The headline costs of cloud services from providers such as Amazon, Google and Microsoft appear to be remarkably good value. However, there is more to running a service in the cloud than these suggest, and organisations need consider the full picture to avoid an unpleasant shock when their first bill arrives.
Public cloud is not a bad choice, but it is vital to prepare a fully costed business case first, ensuring that all the ‘extras’ are identified. Once an organisation has got rid of its in house infrastructure and staff, it is very difficult to revert back, and once a cloud supplier has been selected it is not straightforward to change. Different cloud vendors have alternate approaches to configurations, with strengths and weaknesses that need to be considered in line with business requirements.
The business case should consider three factors. First, what is included in the proposed cloud service and its charging structure? If other elements are required to safely run the application and are not included in the core price, such as security, resilience, management, patching and back-up, these need to be factored in. Second, what are the likely usage patterns? All public cloud services are metered, which can be good or bad, depending on the service and its use. Thirdly, how quickly is use of the service likely to grow, in terms of both user numbers and data volumes? Flexibility is a strength of cloud provision, but if the usage grows by 50% so do the costs and you have no choice but to pay.

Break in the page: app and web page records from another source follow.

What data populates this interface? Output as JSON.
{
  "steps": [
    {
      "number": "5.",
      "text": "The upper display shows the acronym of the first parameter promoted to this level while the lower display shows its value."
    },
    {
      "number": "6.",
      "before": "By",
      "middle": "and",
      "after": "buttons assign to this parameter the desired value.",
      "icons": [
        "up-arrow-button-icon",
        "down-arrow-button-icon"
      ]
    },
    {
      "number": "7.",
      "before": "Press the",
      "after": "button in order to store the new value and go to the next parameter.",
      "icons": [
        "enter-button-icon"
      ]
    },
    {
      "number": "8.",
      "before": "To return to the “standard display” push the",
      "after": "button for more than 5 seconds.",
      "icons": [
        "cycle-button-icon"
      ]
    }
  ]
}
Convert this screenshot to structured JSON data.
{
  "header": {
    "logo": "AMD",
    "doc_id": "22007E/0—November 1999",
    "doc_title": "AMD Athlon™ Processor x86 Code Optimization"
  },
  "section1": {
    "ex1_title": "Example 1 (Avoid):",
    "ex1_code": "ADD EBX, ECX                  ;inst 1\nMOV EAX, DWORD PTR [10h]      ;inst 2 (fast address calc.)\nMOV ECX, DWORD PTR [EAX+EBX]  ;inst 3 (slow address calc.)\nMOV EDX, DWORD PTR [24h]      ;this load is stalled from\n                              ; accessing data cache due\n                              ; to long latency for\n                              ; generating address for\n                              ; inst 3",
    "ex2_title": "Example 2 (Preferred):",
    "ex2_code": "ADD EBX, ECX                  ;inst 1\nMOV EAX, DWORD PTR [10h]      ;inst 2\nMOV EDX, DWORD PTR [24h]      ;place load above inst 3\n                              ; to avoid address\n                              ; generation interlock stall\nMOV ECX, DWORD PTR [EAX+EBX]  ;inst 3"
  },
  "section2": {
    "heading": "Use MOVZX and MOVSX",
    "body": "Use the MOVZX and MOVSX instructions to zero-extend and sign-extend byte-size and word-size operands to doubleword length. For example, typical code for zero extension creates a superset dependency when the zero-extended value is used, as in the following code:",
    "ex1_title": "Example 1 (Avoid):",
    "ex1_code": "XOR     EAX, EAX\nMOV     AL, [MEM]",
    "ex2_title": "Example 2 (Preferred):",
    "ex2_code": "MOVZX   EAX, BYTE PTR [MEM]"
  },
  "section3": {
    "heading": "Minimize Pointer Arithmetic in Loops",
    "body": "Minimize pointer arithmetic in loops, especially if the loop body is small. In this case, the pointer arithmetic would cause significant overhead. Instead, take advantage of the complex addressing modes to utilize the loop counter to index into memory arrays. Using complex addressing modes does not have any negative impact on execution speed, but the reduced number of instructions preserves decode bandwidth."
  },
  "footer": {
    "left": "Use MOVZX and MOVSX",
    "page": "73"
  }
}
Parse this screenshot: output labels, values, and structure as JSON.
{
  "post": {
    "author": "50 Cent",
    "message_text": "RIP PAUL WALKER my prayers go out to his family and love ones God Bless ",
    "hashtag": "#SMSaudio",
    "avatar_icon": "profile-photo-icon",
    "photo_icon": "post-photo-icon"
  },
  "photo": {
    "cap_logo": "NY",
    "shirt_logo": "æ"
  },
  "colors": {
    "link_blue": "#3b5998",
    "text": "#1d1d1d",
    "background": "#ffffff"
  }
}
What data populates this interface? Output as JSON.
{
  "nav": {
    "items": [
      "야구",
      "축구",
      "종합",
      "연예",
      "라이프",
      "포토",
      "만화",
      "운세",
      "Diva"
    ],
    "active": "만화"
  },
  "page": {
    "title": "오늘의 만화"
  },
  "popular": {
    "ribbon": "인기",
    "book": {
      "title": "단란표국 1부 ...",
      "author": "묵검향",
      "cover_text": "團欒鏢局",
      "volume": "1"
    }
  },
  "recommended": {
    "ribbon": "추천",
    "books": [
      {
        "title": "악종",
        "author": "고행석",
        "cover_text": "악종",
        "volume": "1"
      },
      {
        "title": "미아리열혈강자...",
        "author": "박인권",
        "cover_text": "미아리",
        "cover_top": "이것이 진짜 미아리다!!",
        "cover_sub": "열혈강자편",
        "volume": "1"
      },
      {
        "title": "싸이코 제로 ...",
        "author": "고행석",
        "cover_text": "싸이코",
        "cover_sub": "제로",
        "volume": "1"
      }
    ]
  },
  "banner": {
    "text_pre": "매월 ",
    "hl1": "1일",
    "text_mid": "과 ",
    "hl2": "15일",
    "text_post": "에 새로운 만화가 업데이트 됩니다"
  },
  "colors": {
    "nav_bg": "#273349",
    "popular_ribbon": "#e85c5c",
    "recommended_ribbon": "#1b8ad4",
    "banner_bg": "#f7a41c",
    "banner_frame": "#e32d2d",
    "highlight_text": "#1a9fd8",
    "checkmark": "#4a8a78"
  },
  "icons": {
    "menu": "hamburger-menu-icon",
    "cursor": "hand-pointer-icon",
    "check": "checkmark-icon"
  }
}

A useful analogy is to think of buying public cloud like renting a flat. You get access to the basic premises but need utilities, flooring and furniture to make it a home. In the case of the cloud, this includes management and monitoring of back-end components, backup, anti-virus and patching. As you are sharing the facilities with other residents, you need to provide locks for the internal doors and other security features. Also, fire alarm drills can be run at very inconvenient times when you have no choice but to vacate the building.
Take a service that you believe is primarily used between 8am and 6pm, such as customer relationship management (CRM). With metered cloud costs, hosting this in the public cloud can look significantly cheaper than the fully loaded internal costs of a service which is available 24×7. However, running CRM requires additional systems, such as login/authentication and security. These need to be powered up beforehand, and you need to back up the data, so 8-6 quickly becomes 7-7 or longer, especially if staff need to access it out of hours, which is almost always the case.
Then consider multiple interactive systems. Your CRM service probably integrates with other systems which may not be able to be powered down. By now you have probably concluded your organisation needs to run CRM 24×7. Your costs are more than double the headline price and you still need to add security, monitoring and management.
The second aspect requires an understanding of the applications you are planning to move. In public cloud services such as Amazon Web Services (AWS), it costs 1p per GB each time servers in different domains talk to each other, and 8p per GB to send data over the Internet. This seems minimal, but with some applications, servers have a constant two-way dialogue, or transfer ever increasing amounts of information, and costs can quickly escalate. Similar problems can arise when trying to put a custom application into Microsoft Azure. If an application is not optimised for public cloud, it may be more appropriate to retain it in-house or use a managed cloud service.
Finally, the service level agreement (SLA) and service delivery for cloud services may not match your business or user expectations. Businesses that have moved to cloud-based CRM systems have had outages and performance issues far worse than when running in-house solutions. Yet these are within the 99.9 percent SLA the cloud vendor stipulates (which is 8.77 hours of downtime per year plus maintenance windows). If a user calls your service desk saying why can’t I access CRM and when it’s there it is much slower, how do you explain that this is an improvement for the business and that there is nothing anyone within the organisation can do about getting the service back?
Now factor in the cost of migration, the sunk costs of your existing IT infrastructure and facilities and the additional cost of a disaster recovery solution (no cloud provider can guarantee 100 percent availability). What was initially an easy cost justification becomes a more nuanced decision.
Some services can and should run in public cloud. If a cost effective, fit for purpose Software as a Service (SaaS) is available, with suitable SLAs to meet your requirements, it is likely to be a good option. However, many providers currently offer something that is more like Platform as a Service (PaaS), so you will need to provide some aspects of the service yourself, use a managed cloud service, or retain the service in-house until a suitable SaaS becomes available.
To prepare a watertight business case, the first step is to baseline your existing IT provision against business requirements. This enables you to categorise and prioritise the systems appropriate to be migrated to cloud. You can then design new architecture for those services and plan the migration before going to market, which may need external expertise. Most suppliers have different cost models, but armed with this definitive blueprint you can make a realistic comparison between the various offers.
The end result is likely to be a hybrid infrastructure that needs managing and monitoring. You should therefore retain key skills in-house to ensure effective management, security and cost realisation. For any cloud delivered service (public/private/hybrid) you are still the owner of the data, therefore are responsible for information security.
Drew Markham is a service strategist at Fordway